Still sorting through impressions, perspectives, whatevers of the 2016 Bears and John Fox.
The fact that the Bears have for the most part remained competitive, focused and playing with professional intensity through a dismal season doesn’t ultimately mean much in a business which has only one true measure of success – winning. But events elsewhere in the NFL suggest that maintaining an even strain amid losing is an exception rather than the rule.
The Minnesota Vikings will take on the Bears Sunday in Minneapolis having fragmented in a loss last Saturday to the Green Bay Packers, with indications that players ignored coaches’ (including head coach Mike Zimmer’s) instructions in what could only politely be called insubordination. Zimmer and players have since claimed “miscommunication” as a lock-step explanation, but Zimmer’s comments after the game – “somebody decided they wouldn’t do that,” referring to not following the game plan for defending Packers wideout Jordy Nelson – suggested more than just “miscommunication.” Zimmer later went so far as to fault himself for being “too honest” after the game.
Subsequent reports suggested that the mutiny lasted only a series or two, and Zimmer will talk Wednesday via conference call with the Chicago media. Whatever that situation, the Vikings started the season 5-0, still stood 7-6 and in NFC North contention, then delivered double-digit losses the past two weeks to miss a postseason that appeared to be theirs, even sans Teddy Bridgewater, Matt Kalil and others.
Rex Ryan was fired on Tuesday, maybe doing the popular but underachieving coach a favor given the quagmire the Buffalo Bills have become. Ryan got to AFC Championship games his first two years coaching the New York Jets, then hasn’t had a winning season in the six since. He left with players complaining in his wake that his systems were too complicated, and noting that the unit supposedly his specialty had gone from No. 4 the year before he was hired to the bottom half of the league.
New York Jets players said that some of them were looking past this season as this year, their second under coach Todd Bowles, was winding down and unraveling. Pro Bowl defensive lineman Sheldon Richardson said after last week’s 41-3 loss to New England that wide receiver Brandon Marshall “should be embarrassed.” And the New York Post mused afterwards that owner Woody Johnson uncharacteristically may have stayed away from the Patriots game because he was tired of watching his team be uncompetitive.
[MORE BEARS: Evaluating John Fox's bears based on the Redskins game]
No one is happy at Halas Hall. But “uncompetitive” wouldn’t be an overall Bears descriptor even with backups at times in as many as half the starting spots on both sides of the football.
For as well as the sometimes-makeshift Bears offensive line has played this season, tackle projects as one of the top three need areas along with quarterback and cornerback. This is not a simple swipe at Charles Leno Jr. or Bobby Massie, just a look around at what is working around the league.

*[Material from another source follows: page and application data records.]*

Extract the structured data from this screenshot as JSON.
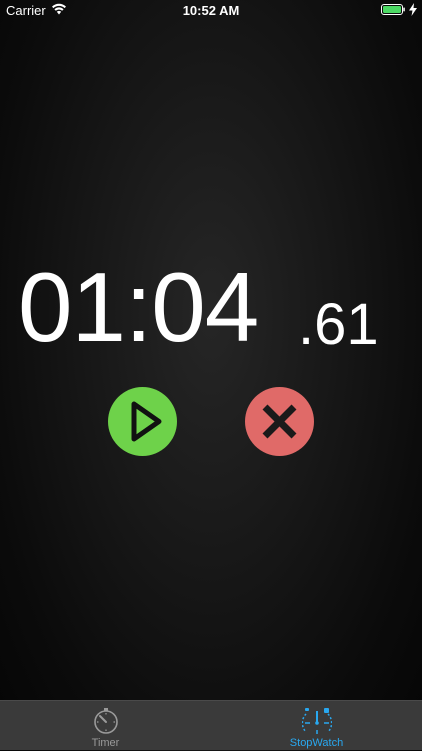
{
  "status_bar": {
    "carrier": "Carrier",
    "time": "10:52 AM",
    "wifi_icon": "wifi-icon",
    "battery_icon": "battery-icon",
    "charging_icon": "charging-bolt-icon",
    "battery_color": "#4cd964"
  },
  "stopwatch": {
    "time_main": "01:04",
    "time_hundredths": ".61"
  },
  "controls": {
    "play": {
      "icon": "play-icon",
      "color": "#6ed24a"
    },
    "reset": {
      "icon": "close-icon",
      "color": "#e06a68"
    }
  },
  "tab_bar": {
    "tabs": [
      {
        "label": "Timer",
        "icon": "timer-icon",
        "active": false
      },
      {
        "label": "StopWatch",
        "icon": "stopwatch-icon",
        "active": true
      }
    ],
    "active_color": "#29a8f0",
    "inactive_color": "#9a9a9a"
  }
}
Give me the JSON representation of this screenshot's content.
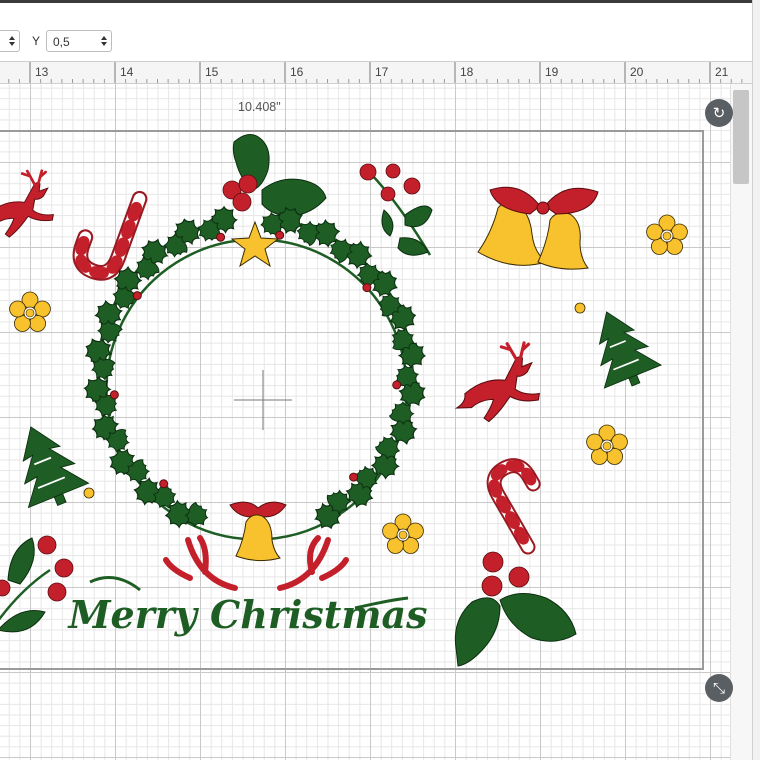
{
  "toolbar": {
    "y_label": "Y",
    "y_value": "0,5"
  },
  "ruler": {
    "ticks": [
      "13",
      "14",
      "15",
      "16",
      "17",
      "18",
      "19",
      "20",
      "21"
    ]
  },
  "canvas": {
    "width_label": "10.408\"",
    "artwork_text": "Merry Christmas"
  },
  "icons": {
    "rotate": "rotate-icon",
    "resize": "resize-icon"
  },
  "colors": {
    "green": "#1e5e24",
    "red": "#c4202b",
    "yellow": "#f7c22e",
    "grid_major": "#c9c9c9",
    "grid_minor": "#e6e6e6",
    "handle": "#5a5f63"
  }
}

Right now 10 teams have clinched playoff spots. Of those, seven have left tackles selected in the first rounds of drafts. And one of the others – Pittsburgh – used No. 1’s at center and guard in recent drafts.
The Bears have a No. 1 in Kyle Long at left guard, an elite veteran in Josh Sitton at left guard, and a budding star in Cody Whitehair, a No. 2 this year, at center. What they don’t have, following the NFL template, is “elite” at either edge position, and it is a spot that hasn’t been addressed by the Bears before the fifth round in a draft since 2011, and it didn’t work then (Gabe Carimi, No. 1) or the time before that (Chris Williams, No. 1, 2008).
Missing Cutler? Who’d’a thunk it?
If the Bears appeared to regress in 2016 from where they were at the end of their 6-10 first year under Fox, one obvious reality is that the Bears had Jay Cutler in the best full season of his career, relatively turnover-free, for 15 starts. This year’s edition had Cutler Interrupted (starting two games, miss five, play a few, then done for the year), then Brian Hoyer briefly, followed by Matt Barkley, with about the norm for results when a team loses its No. 1 quarterback for extended periods.
The 2013 injury riddled Green Bay Packers were slumped to 0-4-1 in games after Aaron Rodgers was injured on the Shea McClellin sack. They did recover to reach the playoffs with Rodgers returning to hit Randall Cobb over Chris Conte in Game 16 that season.
Cutler appeared to regress this season, returning to his high interception percentage and middling completion percentage. But amid all the IR’s, none stands as big as Cutler’s in what is likely his last season in Chicago.